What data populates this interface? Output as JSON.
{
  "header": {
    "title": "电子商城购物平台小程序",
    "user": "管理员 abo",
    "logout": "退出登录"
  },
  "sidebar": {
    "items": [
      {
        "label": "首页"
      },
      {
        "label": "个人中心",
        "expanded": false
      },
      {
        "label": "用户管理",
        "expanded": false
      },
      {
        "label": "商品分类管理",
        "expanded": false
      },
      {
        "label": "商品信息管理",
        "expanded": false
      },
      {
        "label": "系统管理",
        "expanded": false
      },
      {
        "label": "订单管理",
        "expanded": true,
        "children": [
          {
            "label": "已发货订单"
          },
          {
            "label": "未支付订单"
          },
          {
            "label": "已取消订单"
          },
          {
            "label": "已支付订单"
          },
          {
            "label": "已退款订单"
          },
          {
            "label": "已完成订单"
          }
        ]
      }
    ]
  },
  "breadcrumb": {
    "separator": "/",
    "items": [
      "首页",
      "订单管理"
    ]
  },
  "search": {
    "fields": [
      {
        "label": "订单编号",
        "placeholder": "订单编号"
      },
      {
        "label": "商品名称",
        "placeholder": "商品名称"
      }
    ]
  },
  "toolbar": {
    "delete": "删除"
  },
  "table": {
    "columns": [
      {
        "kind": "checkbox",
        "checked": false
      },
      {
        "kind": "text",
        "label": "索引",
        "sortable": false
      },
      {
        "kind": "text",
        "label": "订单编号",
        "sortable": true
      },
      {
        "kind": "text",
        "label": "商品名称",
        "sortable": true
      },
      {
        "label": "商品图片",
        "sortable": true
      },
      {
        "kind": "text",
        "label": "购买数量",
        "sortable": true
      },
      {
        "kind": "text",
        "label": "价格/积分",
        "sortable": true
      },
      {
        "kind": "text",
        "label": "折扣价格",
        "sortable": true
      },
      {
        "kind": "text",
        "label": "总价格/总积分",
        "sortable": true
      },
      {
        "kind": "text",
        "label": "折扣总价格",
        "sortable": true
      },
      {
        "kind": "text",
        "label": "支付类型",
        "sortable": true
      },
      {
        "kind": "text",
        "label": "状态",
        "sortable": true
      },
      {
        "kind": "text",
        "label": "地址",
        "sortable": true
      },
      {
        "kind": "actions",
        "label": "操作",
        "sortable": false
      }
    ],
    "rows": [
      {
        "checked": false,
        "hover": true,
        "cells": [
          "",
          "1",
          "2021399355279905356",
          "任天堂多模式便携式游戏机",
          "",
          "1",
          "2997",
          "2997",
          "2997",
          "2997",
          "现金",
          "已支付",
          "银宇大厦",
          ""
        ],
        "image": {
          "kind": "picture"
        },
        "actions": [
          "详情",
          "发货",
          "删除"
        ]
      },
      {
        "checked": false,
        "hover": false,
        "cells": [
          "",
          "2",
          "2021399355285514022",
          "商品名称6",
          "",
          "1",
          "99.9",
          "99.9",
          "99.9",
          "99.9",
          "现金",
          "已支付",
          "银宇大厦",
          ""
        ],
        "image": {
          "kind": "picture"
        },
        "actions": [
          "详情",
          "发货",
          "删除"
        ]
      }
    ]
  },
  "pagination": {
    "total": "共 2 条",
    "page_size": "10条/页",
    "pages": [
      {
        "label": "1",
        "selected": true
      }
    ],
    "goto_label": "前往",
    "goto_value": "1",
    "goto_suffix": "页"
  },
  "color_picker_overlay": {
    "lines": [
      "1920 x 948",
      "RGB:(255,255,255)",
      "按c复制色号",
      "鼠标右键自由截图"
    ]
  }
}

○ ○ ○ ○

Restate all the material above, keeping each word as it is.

● **Output of the task**:
What data populates this interface? Output as JSON.
{
  "header": {
    "title": "电子商城购物平台小程序",
    "user": "管理员 abo",
    "logout": "退出登录"
  },
  "sidebar": {
    "items": [
      {
        "label": "首页"
      },
      {
        "label": "个人中心",
        "expanded": false
      },
      {
        "label": "用户管理",
        "expanded": false
      },
      {
        "label": "商品分类管理",
        "expanded": false
      },
      {
        "label": "商品信息管理",
        "expanded": false
      },
      {
        "label": "系统管理",
        "expanded": false
      },
      {
        "label": "订单管理",
        "expanded": true,
        "children": [
          {
            "label": "已发货订单"
          },
          {
            "label": "未支付订单"
          },
          {
            "label": "已取消订单"
          },
          {
            "label": "已支付订单"
          },
          {
            "label": "已退款订单"
          },
          {
            "label": "已完成订单"
          }
        ]
      }
    ]
  },
  "breadcrumb": {
    "separator": "/",
    "items": [
      "首页",
      "订单管理"
    ]
  },
  "search": {
    "fields": [
      {
        "label": "订单编号",
        "placeholder": "订单编号"
      },
      {
        "label": "商品名称",
        "placeholder": "商品名称"
      }
    ]
  },
  "toolbar": {
    "delete": "删除"
  },
  "table": {
    "columns": [
      {
        "kind": "checkbox",
        "checked": false
      },
      {
        "kind": "text",
        "label": "索引",
        "sortable": false
      },
      {
        "kind": "text",
        "label": "订单编号",
        "sortable": true
      },
      {
        "kind": "text",
        "label": "商品名称",
        "sortable": true
      },
      {
        "label": "商品图片",
        "sortable": true
      },
      {
        "kind": "text",
        "label": "购买数量",
        "sortable": true
      },
      {
        "kind": "text",
        "label": "价格/积分",
        "sortable": true
      },
      {
        "kind": "text",
        "label": "折扣价格",
        "sortable": true
      },
      {
        "kind": "text",
        "label": "总价格/总积分",
        "sortable": true
      },
      {
        "kind": "text",
        "label": "折扣总价格",
        "sortable": true
      },
      {
        "kind": "text",
        "label": "支付类型",
        "sortable": true
      },
      {
        "kind": "text",
        "label": "状态",
        "sortable": true
      },
      {
        "kind": "text",
        "label": "地址",
        "sortable": true
      },
      {
        "kind": "actions",
        "label": "操作",
        "sortable": false
      }
    ],
    "rows": [
      {
        "checked": false,
        "hover": true,
        "cells": [
          "",
          "1",
          "2021399355279905356",
          "任天堂多模式便携式游戏机",
          "",
          "1",
          "2997",
          "2997",
          "2997",
          "2997",
          "现金",
          "已支付",
          "银宇大厦",
          ""
        ],
        "image": {
          "kind": "picture"
        },
        "actions": [
          "详情",
          "发货",
          "删除"
        ]
      },
      {
        "checked": false,
        "hover": false,
        "cells": [
          "",
          "2",
          "2021399355285514022",
          "商品名称6",
          "",
          "1",
          "99.9",
          "99.9",
          "99.9",
          "99.9",
          "现金",
          "已支付",
          "银宇大厦",
          ""
        ],
        "image": {
          "kind": "picture"
        },
        "actions": [
          "详情",
          "发货",
          "删除"
        ]
      }
    ]
  },
  "pagination": {
    "total": "共 2 条",
    "page_size": "10条/页",
    "pages": [
      {
        "label": "1",
        "selected": true
      }
    ],
    "goto_label": "前往",
    "goto_value": "1",
    "goto_suffix": "页"
  },
  "color_picker_overlay": {
    "lines": [
      "1920 x 948",
      "RGB:(255,255,255)",
      "按c复制色号",
      "鼠标右键自由截图"
    ]
  }
}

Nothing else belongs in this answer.